# TRY IT
All of the entries below are to be copied without any alteration.
┏━━
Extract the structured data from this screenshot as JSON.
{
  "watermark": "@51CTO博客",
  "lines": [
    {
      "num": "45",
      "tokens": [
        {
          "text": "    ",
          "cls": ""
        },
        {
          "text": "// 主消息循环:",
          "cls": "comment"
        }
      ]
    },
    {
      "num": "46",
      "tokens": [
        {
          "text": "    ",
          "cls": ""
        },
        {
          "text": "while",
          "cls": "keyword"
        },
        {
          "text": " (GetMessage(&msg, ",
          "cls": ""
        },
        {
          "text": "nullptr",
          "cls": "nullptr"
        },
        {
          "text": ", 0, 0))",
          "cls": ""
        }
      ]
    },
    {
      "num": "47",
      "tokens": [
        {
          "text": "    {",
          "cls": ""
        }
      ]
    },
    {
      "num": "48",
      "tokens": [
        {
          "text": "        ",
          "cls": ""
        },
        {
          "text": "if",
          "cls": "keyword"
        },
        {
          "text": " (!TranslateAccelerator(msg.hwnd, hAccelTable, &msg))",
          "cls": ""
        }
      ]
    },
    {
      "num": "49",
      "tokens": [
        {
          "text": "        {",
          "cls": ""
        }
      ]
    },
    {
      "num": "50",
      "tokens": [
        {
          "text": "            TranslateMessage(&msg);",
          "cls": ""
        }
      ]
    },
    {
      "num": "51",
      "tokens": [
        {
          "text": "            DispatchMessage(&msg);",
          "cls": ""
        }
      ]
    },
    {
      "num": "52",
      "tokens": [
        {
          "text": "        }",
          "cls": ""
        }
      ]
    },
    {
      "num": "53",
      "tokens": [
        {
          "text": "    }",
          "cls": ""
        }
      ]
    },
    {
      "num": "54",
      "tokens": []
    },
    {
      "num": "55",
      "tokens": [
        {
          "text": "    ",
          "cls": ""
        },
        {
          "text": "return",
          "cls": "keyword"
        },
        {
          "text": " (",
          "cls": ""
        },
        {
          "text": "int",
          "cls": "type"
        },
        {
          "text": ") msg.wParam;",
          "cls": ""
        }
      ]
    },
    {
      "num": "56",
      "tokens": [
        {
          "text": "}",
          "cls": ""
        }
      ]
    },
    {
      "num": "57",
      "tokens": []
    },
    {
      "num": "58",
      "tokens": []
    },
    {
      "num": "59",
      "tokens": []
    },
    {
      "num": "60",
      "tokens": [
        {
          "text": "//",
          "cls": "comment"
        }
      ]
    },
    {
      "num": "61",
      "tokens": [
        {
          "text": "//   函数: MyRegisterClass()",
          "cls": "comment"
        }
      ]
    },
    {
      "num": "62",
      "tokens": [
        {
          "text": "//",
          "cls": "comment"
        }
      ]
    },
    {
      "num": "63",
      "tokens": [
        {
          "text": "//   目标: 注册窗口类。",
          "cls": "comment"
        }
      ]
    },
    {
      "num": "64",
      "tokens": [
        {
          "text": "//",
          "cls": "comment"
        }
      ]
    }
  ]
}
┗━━
# RESPONSE TO THE TASK
Extract the structured data from this screenshot as JSON.
{
  "watermark": "@51CTO博客",
  "lines": [
    {
      "num": "45",
      "tokens": [
        {
          "text": "    ",
          "cls": ""
        },
        {
          "text": "// 主消息循环:",
          "cls": "comment"
        }
      ]
    },
    {
      "num": "46",
      "tokens": [
        {
          "text": "    ",
          "cls": ""
        },
        {
          "text": "while",
          "cls": "keyword"
        },
        {
          "text": " (GetMessage(&msg, ",
          "cls": ""
        },
        {
          "text": "nullptr",
          "cls": "nullptr"
        },
        {
          "text": ", 0, 0))",
          "cls": ""
        }
      ]
    },
    {
      "num": "47",
      "tokens": [
        {
          "text": "    {",
          "cls": ""
        }
      ]
    },
    {
      "num": "48",
      "tokens": [
        {
          "text": "        ",
          "cls": ""
        },
        {
          "text": "if",
          "cls": "keyword"
        },
        {
          "text": " (!TranslateAccelerator(msg.hwnd, hAccelTable, &msg))",
          "cls": ""
        }
      ]
    },
    {
      "num": "49",
      "tokens": [
        {
          "text": "        {",
          "cls": ""
        }
      ]
    },
    {
      "num": "50",
      "tokens": [
        {
          "text": "            TranslateMessage(&msg);",
          "cls": ""
        }
      ]
    },
    {
      "num": "51",
      "tokens": [
        {
          "text": "            DispatchMessage(&msg);",
          "cls": ""
        }
      ]
    },
    {
      "num": "52",
      "tokens": [
        {
          "text": "        }",
          "cls": ""
        }
      ]
    },
    {
      "num": "53",
      "tokens": [
        {
          "text": "    }",
          "cls": ""
        }
      ]
    },
    {
      "num": "54",
      "tokens": []
    },
    {
      "num": "55",
      "tokens": [
        {
          "text": "    ",
          "cls": ""
        },
        {
          "text": "return",
          "cls": "keyword"
        },
        {
          "text": " (",
          "cls": ""
        },
        {
          "text": "int",
          "cls": "type"
        },
        {
          "text": ") msg.wParam;",
          "cls": ""
        }
      ]
    },
    {
      "num": "56",
      "tokens": [
        {
          "text": "}",
          "cls": ""
        }
      ]
    },
    {
      "num": "57",
      "tokens": []
    },
    {
      "num": "58",
      "tokens": []
    },
    {
      "num": "59",
      "tokens": []
    },
    {
      "num": "60",
      "tokens": [
        {
          "text": "//",
          "cls": "comment"
        }
      ]
    },
    {
      "num": "61",
      "tokens": [
        {
          "text": "//   函数: MyRegisterClass()",
          "cls": "comment"
        }
      ]
    },
    {
      "num": "62",
      "tokens": [
        {
          "text": "//",
          "cls": "comment"
        }
      ]
    },
    {
      "num": "63",
      "tokens": [
        {
          "text": "//   目标: 注册窗口类。",
          "cls": "comment"
        }
      ]
    },
    {
      "num": "64",
      "tokens": [
        {
          "text": "//",
          "cls": "comment"
        }
      ]
    }
  ]
}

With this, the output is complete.